The Duchess of Cornwall represents a family that has been at the helm of brutal colonial history in many of the regions where it now claims to encourage the empowerment of women. The four guards were not volunteering for their work as security detail personnel, they are professionals. This was not a salute to the British royal family by Emirati women.
It was an assignment and they were paid.
That there was delight from media outlets is frustrating because it points to the constant erasure of Muslim women as anything beyond what stereotypes they are perceived to be. Adulation by newspapers is reductive because it frames the image of the Emirati bodyguards in a way that would have considered it otherwise impossible for them to be physically active and qualified.
At least five outlets (The Daily Mail, The Sydney Morning Herald, ELLE, marie claire and Glamour) featuring stories on this topic described the guards’ outfits in an incredulous tone.
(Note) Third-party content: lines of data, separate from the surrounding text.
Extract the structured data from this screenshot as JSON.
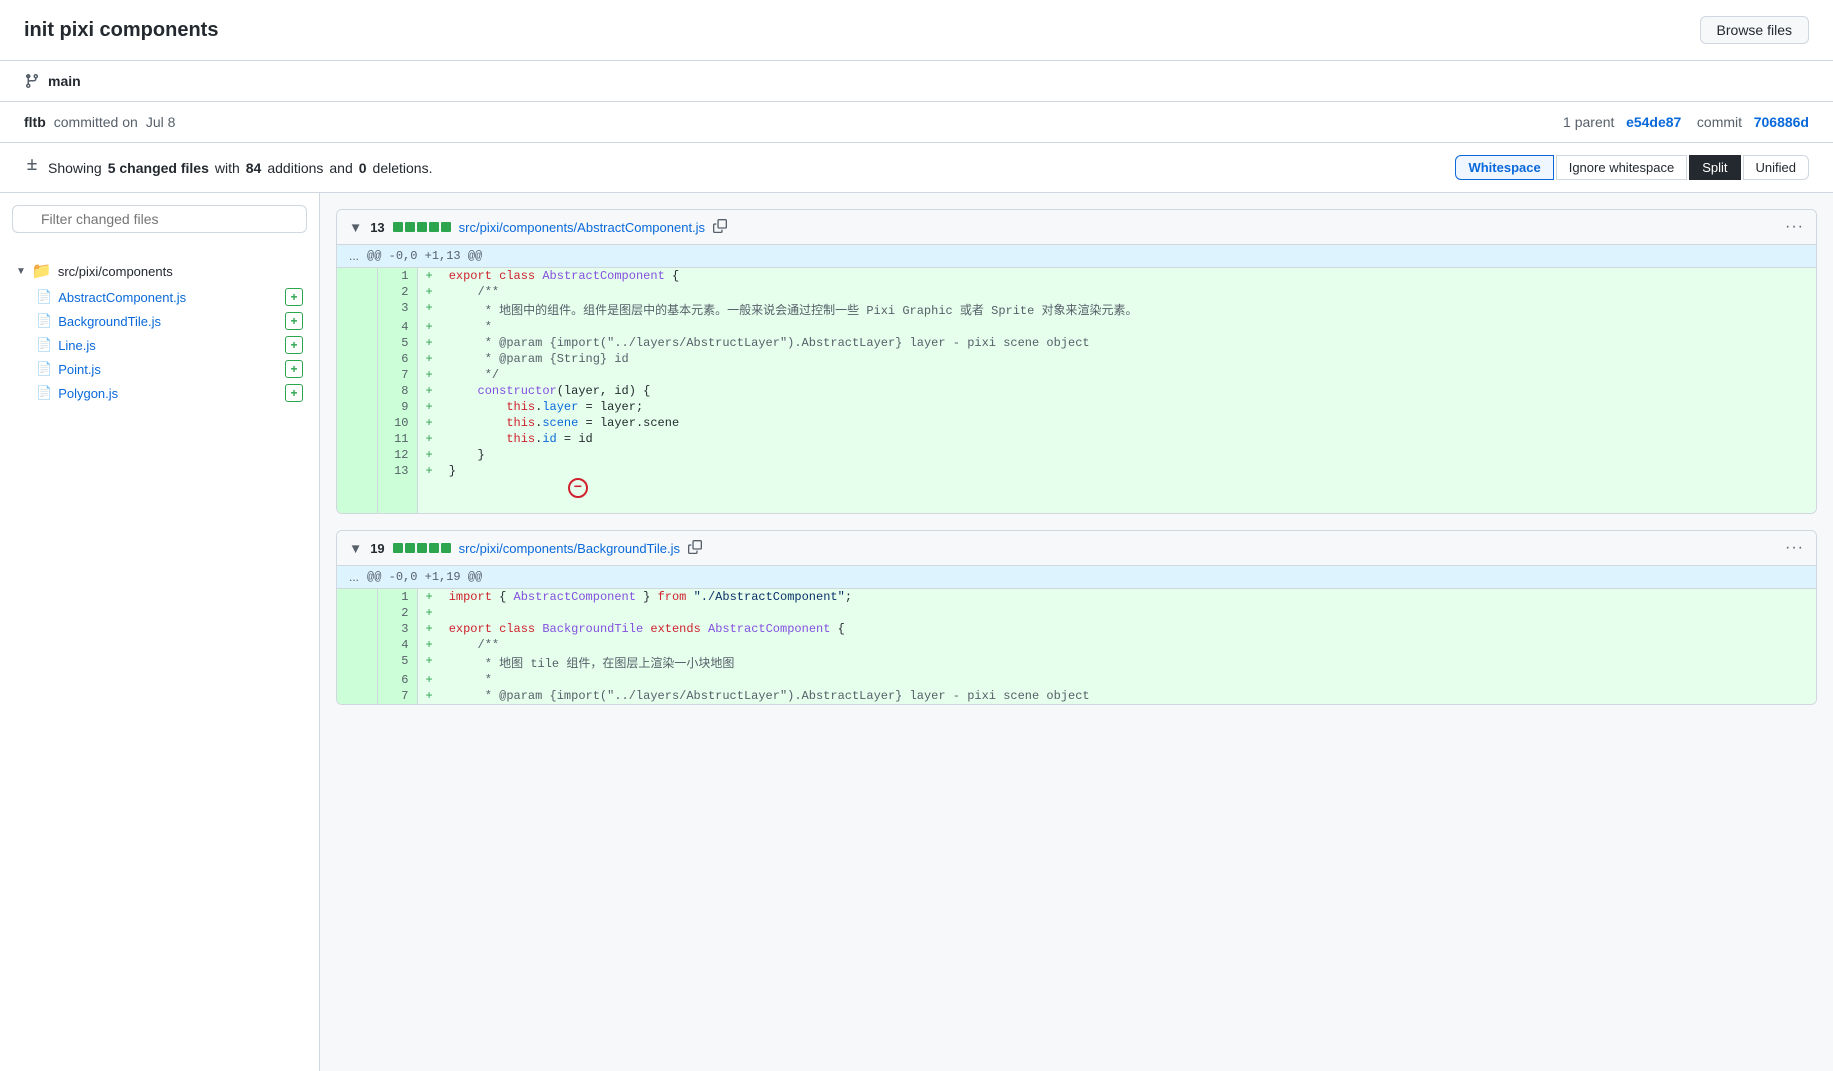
{
  "header": {
    "title": "init pixi components",
    "browse_files_label": "Browse files"
  },
  "commit_meta": {
    "branch": "main",
    "author": "fltb",
    "action": "committed on",
    "date": "Jul 8",
    "parent_label": "1 parent",
    "parent_hash": "e54de87",
    "commit_label": "commit",
    "commit_hash": "706886d"
  },
  "stats": {
    "showing": "Showing",
    "changed_count": "5",
    "changed_label": "changed files",
    "with_label": "with",
    "additions_count": "84",
    "additions_label": "additions",
    "and_label": "and",
    "deletions_count": "0",
    "deletions_label": "deletions."
  },
  "diff_controls": {
    "whitespace_label": "Whitespace",
    "ignore_label": "Ignore whitespace",
    "split_label": "Split",
    "unified_label": "Unified"
  },
  "sidebar": {
    "search_placeholder": "Filter changed files",
    "folder": "src/pixi/components",
    "files": [
      {
        "name": "AbstractComponent.js"
      },
      {
        "name": "BackgroundTile.js"
      },
      {
        "name": "Line.js"
      },
      {
        "name": "Point.js"
      },
      {
        "name": "Polygon.js"
      }
    ]
  },
  "diff_blocks": [
    {
      "id": "abstract",
      "count": "13",
      "filename": "src/pixi/components/AbstractComponent.js",
      "hunk": "@@ -0,0 +1,13 @@",
      "lines": [
        {
          "num": "1",
          "marker": "+",
          "content": "export class AbstractComponent {"
        },
        {
          "num": "2",
          "marker": "+",
          "content": "    /**"
        },
        {
          "num": "3",
          "marker": "+",
          "content": "     * 地图中的组件。组件是图层中的基本元素。一般来说会通过控制一些 Pixi Graphic 或者 Sprite 对象来渲染元素。"
        },
        {
          "num": "4",
          "marker": "+",
          "content": "     *"
        },
        {
          "num": "5",
          "marker": "+",
          "content": "     * @param {import(\"../layers/AbstructLayer\").AbstractLayer} layer - pixi scene object"
        },
        {
          "num": "6",
          "marker": "+",
          "content": "     * @param {String} id"
        },
        {
          "num": "7",
          "marker": "+",
          "content": "     */"
        },
        {
          "num": "8",
          "marker": "+",
          "content": "    constructor(layer, id) {"
        },
        {
          "num": "9",
          "marker": "+",
          "content": "        this.layer = layer;"
        },
        {
          "num": "10",
          "marker": "+",
          "content": "        this.scene = layer.scene"
        },
        {
          "num": "11",
          "marker": "+",
          "content": "        this.id = id"
        },
        {
          "num": "12",
          "marker": "+",
          "content": "    }"
        },
        {
          "num": "13",
          "marker": "+",
          "content": "}"
        }
      ]
    },
    {
      "id": "background",
      "count": "19",
      "filename": "src/pixi/components/BackgroundTile.js",
      "hunk": "@@ -0,0 +1,19 @@",
      "lines": [
        {
          "num": "1",
          "marker": "+",
          "content": "import { AbstractComponent } from \"./AbstractComponent\";"
        },
        {
          "num": "2",
          "marker": "+",
          "content": ""
        },
        {
          "num": "3",
          "marker": "+",
          "content": "export class BackgroundTile extends AbstractComponent {"
        },
        {
          "num": "4",
          "marker": "+",
          "content": "    /**"
        },
        {
          "num": "5",
          "marker": "+",
          "content": "     * 地图 tile 组件，在图层上渲染一小块地图"
        },
        {
          "num": "6",
          "marker": "+",
          "content": "     *"
        },
        {
          "num": "7",
          "marker": "+",
          "content": "     * @param {import(\"../layers/AbstructLayer\").AbstractLayer} layer - pixi scene object"
        }
      ]
    }
  ]
}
This points to a disbelief that it is possible for women to guard effectively, or be active, in abayas or hijabs. Ironic considering less than a month before, Kubra Dagli, a hijab-wearing Turkish woman won the TaeKwan Do World Championship in the Poomsae category – a fact easily learned if Googled. Middle Eastern Muslim women have been quite active for a very long time. In 2012, there were more than 3,500 women training to become ninjas in Iran.
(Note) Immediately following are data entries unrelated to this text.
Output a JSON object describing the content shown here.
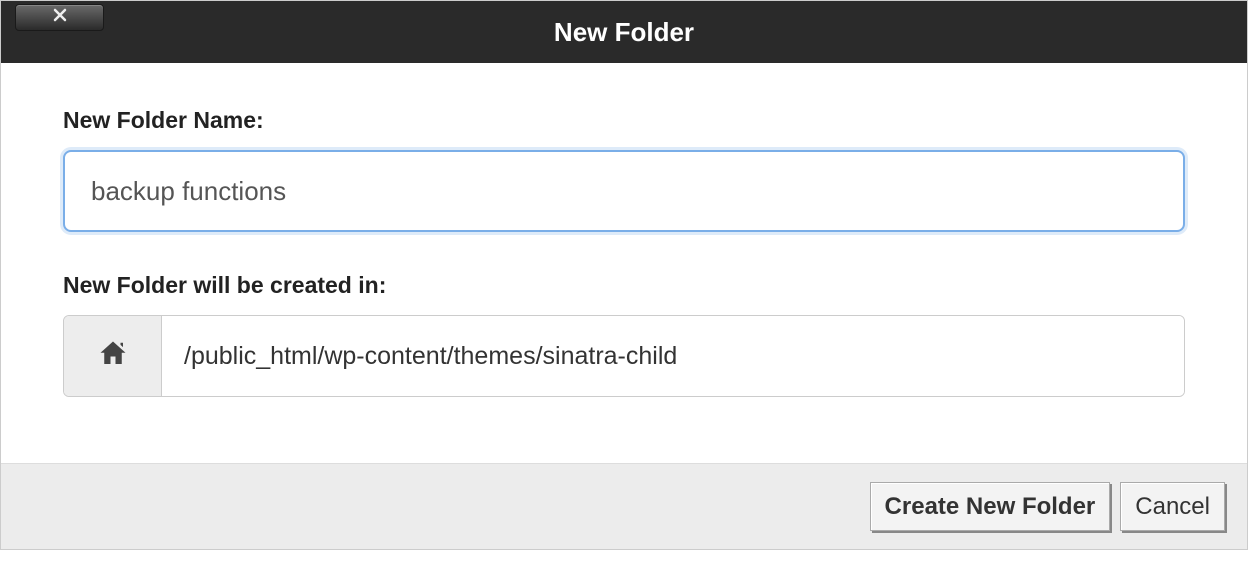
{
  "dialog": {
    "title": "New Folder",
    "nameLabel": "New Folder Name:",
    "nameValue": "backup functions",
    "pathLabel": "New Folder will be created in:",
    "pathValue": "/public_html/wp-content/themes/sinatra-child",
    "createButton": "Create New Folder",
    "cancelButton": "Cancel"
  }
}
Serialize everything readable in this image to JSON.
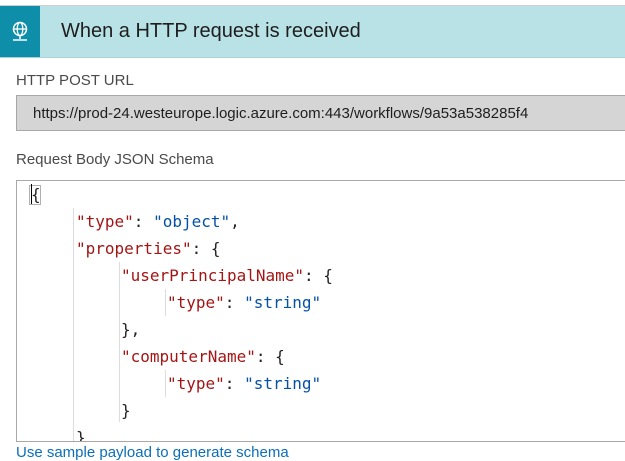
{
  "trigger": {
    "title": "When a HTTP request is received",
    "icon": "globe-network-icon",
    "accent_color": "#0e8ea8",
    "header_color": "#b9e2e6"
  },
  "post_url": {
    "label": "HTTP POST URL",
    "value": "https://prod-24.westeurope.logic.azure.com:443/workflows/9a53a538285f4"
  },
  "schema": {
    "label": "Request Body JSON Schema",
    "lines": [
      "{",
      "\"type\": \"object\",",
      "\"properties\": {",
      "\"userPrincipalName\": {",
      "\"type\": \"string\"",
      "},",
      "\"computerName\": {",
      "\"type\": \"string\"",
      "}",
      "}"
    ]
  },
  "footer_link": "Use sample payload to generate schema"
}
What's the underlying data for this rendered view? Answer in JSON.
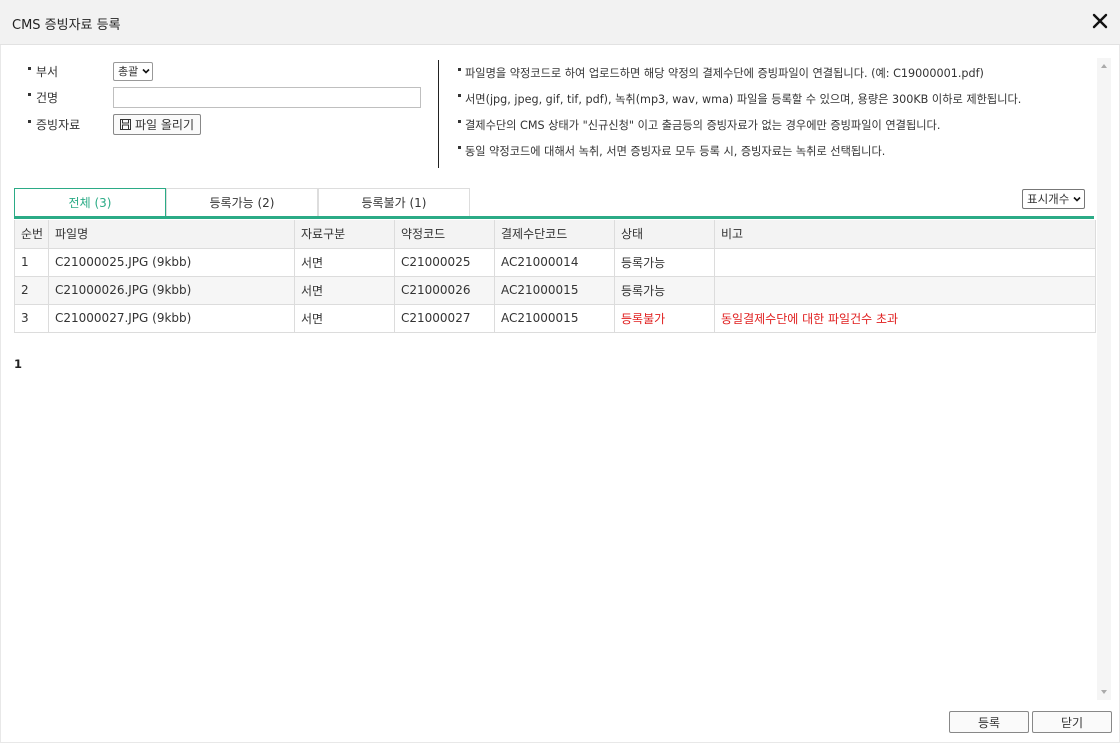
{
  "window": {
    "title": "CMS 증빙자료 등록"
  },
  "form": {
    "dept_label": "부서",
    "dept_value": "총괄",
    "name_label": "건명",
    "name_value": "",
    "evidence_label": "증빙자료",
    "upload_label": "파일 올리기"
  },
  "notices": [
    "파일명을 약정코드로 하여 업로드하면 해당 약정의 결제수단에 증빙파일이 연결됩니다. (예: C19000001.pdf)",
    "서면(jpg, jpeg, gif, tif, pdf), 녹취(mp3, wav, wma) 파일을 등록할 수 있으며, 용량은 300KB 이하로 제한됩니다.",
    "결제수단의 CMS 상태가 \"신규신청\" 이고 출금등의 증빙자료가 없는 경우에만 증빙파일이 연결됩니다.",
    "동일 약정코드에 대해서 녹취, 서면 증빙자료 모두 등록 시, 증빙자료는 녹취로 선택됩니다."
  ],
  "tabs": [
    {
      "label": "전체 (3)",
      "active": true
    },
    {
      "label": "등록가능 (2)",
      "active": false
    },
    {
      "label": "등록불가 (1)",
      "active": false
    }
  ],
  "display_count_label": "표시개수",
  "table": {
    "headers": [
      "순번",
      "파일명",
      "자료구분",
      "약정코드",
      "결제수단코드",
      "상태",
      "비고"
    ],
    "rows": [
      [
        "1",
        "C21000025.JPG (9kbb)",
        "서면",
        "C21000025",
        "AC21000014",
        "등록가능",
        ""
      ],
      [
        "2",
        "C21000026.JPG (9kbb)",
        "서면",
        "C21000026",
        "AC21000015",
        "등록가능",
        ""
      ],
      [
        "3",
        "C21000027.JPG (9kbb)",
        "서면",
        "C21000027",
        "AC21000015",
        "등록불가",
        "동일결제수단에 대한 파일건수 초과"
      ]
    ]
  },
  "pagination": {
    "current_page": "1"
  },
  "buttons": {
    "register": "등록",
    "close": "닫기"
  },
  "colors": {
    "accent": "#2bab86",
    "error": "#e02020"
  }
}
Discussions of Muslim women’s bodies and their clothing choices seem to be popular. Overlooking entirely the obvious credentials of the bodyguards, The Daily Mail wrote: “Despite their picture-perfect make-up and fashionable ‘flatform’ shoes, the ladies’ flowing black hijabs and abayas concealed unidentified weapons ready to use at close proximity in case of an attack.”
The amount of makeup the women were wearing in the photograph seems minimal to me. I am sure their shoes are sensible. And I am confident that they are capable of performing job-related tasks in their “flowing black hijabs and abayas”.
I write about Muslim women in sport for a living. One way to avoid writing in a manner that lacks nuance is for journalists to do some basic research, so that they can present the facts without first marinating them in insufferable Orientalist sexism.
Writing about Muslim women in sport or in roles that the west considers unconventional will take more than announcing their every move to be “groundbreaking” or “badass”. The current manner in which this story was presented underlines that this is a novel concept- which is unfair to the women who have trained and fought- literally- to be qualified to guard dignitaries and royals.
Muslim women in martial arts have always been incredible, well before a rich, white woman needed their services. Perhaps some media outlets may just not have wanted to accept or recognize it.